## What to produce
Every line of the entries below that includes "recommend" belongs in the answer, copied as written.

____________

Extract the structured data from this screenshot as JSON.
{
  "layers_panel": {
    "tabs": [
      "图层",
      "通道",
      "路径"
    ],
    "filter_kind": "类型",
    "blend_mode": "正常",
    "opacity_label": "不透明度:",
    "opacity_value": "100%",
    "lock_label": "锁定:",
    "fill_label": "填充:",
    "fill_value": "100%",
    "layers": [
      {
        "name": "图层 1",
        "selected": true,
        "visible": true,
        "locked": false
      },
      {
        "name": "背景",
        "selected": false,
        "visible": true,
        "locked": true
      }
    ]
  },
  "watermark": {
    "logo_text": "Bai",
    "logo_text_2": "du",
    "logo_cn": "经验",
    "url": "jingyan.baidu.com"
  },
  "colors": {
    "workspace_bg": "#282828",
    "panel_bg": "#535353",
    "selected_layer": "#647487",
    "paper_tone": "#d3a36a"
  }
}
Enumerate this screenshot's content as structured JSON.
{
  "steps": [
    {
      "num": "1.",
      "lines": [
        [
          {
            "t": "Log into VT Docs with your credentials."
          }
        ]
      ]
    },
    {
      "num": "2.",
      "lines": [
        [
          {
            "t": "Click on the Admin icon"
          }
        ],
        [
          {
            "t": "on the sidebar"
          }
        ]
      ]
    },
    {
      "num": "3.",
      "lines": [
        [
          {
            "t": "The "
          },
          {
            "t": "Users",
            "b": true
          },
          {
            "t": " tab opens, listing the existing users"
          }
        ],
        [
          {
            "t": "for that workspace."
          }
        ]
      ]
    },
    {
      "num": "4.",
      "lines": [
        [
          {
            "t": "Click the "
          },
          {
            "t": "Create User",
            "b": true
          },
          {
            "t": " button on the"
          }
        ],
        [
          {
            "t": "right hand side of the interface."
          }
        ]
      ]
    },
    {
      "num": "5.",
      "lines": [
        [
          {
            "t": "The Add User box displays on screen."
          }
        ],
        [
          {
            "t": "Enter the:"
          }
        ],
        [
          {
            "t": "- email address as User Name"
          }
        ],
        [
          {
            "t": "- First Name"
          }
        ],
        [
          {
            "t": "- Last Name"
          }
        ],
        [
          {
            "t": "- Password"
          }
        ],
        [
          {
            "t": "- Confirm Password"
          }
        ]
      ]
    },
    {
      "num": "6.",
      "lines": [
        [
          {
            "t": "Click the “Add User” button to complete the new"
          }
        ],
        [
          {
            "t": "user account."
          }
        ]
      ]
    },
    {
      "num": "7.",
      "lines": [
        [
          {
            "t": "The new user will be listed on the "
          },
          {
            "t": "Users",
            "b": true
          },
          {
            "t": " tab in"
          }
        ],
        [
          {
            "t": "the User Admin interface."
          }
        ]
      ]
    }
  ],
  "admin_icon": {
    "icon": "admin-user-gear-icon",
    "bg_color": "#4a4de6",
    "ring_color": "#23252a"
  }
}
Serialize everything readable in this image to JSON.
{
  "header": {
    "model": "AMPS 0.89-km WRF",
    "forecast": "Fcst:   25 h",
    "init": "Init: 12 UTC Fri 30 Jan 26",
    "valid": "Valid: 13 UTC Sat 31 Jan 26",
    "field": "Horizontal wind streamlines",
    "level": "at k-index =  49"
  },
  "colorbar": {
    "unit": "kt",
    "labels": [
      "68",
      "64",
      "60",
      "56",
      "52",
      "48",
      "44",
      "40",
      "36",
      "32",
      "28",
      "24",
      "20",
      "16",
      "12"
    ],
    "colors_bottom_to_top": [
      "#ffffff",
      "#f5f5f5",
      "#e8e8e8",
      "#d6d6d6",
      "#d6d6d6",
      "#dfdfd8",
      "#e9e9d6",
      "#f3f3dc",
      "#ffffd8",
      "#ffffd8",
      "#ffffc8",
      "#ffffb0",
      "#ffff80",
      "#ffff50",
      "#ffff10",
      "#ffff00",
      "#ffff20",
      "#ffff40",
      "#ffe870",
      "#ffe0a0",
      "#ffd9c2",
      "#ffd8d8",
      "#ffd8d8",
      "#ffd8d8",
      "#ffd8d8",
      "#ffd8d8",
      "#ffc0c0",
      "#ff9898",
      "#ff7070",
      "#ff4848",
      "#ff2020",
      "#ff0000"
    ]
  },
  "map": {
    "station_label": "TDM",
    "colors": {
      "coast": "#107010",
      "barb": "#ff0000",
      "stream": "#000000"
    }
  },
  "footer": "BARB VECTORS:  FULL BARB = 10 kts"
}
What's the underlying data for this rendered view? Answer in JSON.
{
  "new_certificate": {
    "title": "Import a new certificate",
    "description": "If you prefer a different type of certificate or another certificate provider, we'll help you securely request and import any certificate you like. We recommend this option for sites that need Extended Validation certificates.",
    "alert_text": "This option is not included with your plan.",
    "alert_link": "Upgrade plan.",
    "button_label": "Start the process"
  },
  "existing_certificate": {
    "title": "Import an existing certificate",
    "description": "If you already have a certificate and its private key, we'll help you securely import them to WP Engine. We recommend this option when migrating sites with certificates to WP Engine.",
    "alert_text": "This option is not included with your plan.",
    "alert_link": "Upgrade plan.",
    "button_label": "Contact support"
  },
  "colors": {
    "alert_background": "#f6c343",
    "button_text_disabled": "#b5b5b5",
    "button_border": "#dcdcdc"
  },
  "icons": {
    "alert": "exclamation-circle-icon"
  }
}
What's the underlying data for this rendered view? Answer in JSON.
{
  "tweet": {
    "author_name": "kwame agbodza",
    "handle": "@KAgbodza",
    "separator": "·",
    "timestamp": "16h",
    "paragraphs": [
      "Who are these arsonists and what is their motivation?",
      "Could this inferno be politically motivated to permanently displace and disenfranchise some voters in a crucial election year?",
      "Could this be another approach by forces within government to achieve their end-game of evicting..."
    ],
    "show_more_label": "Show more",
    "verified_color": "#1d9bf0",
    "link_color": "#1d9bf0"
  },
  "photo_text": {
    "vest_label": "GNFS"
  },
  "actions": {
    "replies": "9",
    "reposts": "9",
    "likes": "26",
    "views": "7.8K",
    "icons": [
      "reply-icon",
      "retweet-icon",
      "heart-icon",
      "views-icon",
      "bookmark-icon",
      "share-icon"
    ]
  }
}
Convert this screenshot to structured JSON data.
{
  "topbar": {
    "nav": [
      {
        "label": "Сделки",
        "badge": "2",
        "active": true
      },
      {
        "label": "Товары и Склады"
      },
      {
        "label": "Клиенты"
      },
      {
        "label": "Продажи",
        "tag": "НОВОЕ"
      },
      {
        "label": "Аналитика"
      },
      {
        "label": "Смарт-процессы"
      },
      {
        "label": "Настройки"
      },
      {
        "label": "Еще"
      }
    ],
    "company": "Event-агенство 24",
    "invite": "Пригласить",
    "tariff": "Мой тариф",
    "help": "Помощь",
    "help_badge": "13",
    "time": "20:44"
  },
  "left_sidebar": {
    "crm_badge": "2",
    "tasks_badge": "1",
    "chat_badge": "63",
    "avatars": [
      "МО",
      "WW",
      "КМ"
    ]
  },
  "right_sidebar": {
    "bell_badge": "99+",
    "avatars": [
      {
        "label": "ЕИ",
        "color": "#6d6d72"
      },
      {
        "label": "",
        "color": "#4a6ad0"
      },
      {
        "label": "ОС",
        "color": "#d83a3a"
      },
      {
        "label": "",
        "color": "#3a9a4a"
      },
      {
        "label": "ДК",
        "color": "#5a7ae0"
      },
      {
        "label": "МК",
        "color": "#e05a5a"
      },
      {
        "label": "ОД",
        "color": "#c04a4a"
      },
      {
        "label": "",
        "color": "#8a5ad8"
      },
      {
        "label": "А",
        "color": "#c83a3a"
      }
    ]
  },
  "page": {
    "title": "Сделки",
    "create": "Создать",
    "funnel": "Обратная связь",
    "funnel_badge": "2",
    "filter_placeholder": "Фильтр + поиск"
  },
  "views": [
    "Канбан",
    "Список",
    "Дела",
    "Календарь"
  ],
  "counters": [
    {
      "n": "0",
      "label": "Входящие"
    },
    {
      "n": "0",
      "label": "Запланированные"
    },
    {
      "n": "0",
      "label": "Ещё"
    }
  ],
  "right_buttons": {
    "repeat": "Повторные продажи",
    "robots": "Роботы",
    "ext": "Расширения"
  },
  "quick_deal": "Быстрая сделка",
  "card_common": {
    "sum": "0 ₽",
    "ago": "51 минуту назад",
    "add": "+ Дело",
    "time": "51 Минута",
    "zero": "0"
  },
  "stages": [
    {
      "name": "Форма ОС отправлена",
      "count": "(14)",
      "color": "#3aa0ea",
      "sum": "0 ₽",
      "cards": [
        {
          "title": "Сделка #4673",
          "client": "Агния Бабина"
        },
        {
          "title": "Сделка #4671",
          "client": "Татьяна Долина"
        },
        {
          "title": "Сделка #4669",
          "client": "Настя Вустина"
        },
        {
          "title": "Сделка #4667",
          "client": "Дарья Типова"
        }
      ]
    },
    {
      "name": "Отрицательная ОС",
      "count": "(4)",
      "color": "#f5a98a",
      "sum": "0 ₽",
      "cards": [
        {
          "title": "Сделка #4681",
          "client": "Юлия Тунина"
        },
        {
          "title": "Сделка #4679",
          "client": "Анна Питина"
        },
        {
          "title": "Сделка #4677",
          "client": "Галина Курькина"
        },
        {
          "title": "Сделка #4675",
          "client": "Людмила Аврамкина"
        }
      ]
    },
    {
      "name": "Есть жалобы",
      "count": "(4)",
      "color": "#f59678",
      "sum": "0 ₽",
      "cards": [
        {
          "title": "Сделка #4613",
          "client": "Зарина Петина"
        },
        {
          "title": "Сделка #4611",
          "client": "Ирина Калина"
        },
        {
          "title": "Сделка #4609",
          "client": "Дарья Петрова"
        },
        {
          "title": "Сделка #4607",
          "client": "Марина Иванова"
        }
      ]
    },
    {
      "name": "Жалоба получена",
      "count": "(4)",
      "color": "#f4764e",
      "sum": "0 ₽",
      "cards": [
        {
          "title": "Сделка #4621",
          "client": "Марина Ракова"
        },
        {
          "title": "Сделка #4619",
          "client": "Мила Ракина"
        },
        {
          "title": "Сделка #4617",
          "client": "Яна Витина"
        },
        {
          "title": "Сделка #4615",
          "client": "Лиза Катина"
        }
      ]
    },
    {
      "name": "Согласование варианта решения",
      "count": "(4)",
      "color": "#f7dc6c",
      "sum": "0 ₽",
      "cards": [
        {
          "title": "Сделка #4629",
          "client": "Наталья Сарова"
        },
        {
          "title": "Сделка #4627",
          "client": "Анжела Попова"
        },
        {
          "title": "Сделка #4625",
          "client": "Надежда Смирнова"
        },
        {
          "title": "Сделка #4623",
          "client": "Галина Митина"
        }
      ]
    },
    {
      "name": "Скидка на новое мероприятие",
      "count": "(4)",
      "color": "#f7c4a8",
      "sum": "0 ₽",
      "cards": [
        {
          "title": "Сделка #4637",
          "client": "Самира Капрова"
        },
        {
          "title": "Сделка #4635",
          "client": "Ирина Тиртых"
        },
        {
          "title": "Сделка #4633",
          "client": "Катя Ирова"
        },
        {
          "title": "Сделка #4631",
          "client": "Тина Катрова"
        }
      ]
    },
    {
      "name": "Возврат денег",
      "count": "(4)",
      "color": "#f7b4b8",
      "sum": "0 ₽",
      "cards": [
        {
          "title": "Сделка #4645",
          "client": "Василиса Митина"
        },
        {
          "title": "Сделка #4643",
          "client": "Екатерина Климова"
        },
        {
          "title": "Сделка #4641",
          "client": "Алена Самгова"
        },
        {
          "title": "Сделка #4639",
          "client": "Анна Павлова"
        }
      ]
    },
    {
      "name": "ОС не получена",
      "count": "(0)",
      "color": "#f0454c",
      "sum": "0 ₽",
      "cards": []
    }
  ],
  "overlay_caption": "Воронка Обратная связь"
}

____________

## Answer box
    "description": "If you prefer a different type of certificate or another certificate provider, we'll help you securely request and import any certificate you like. We recommend this option for sites that need Extended Validation certificates.",
    "description": "If you already have a certificate and its private key, we'll help you securely import them to WP Engine. We recommend this option when migrating sites with certificates to WP Engine.",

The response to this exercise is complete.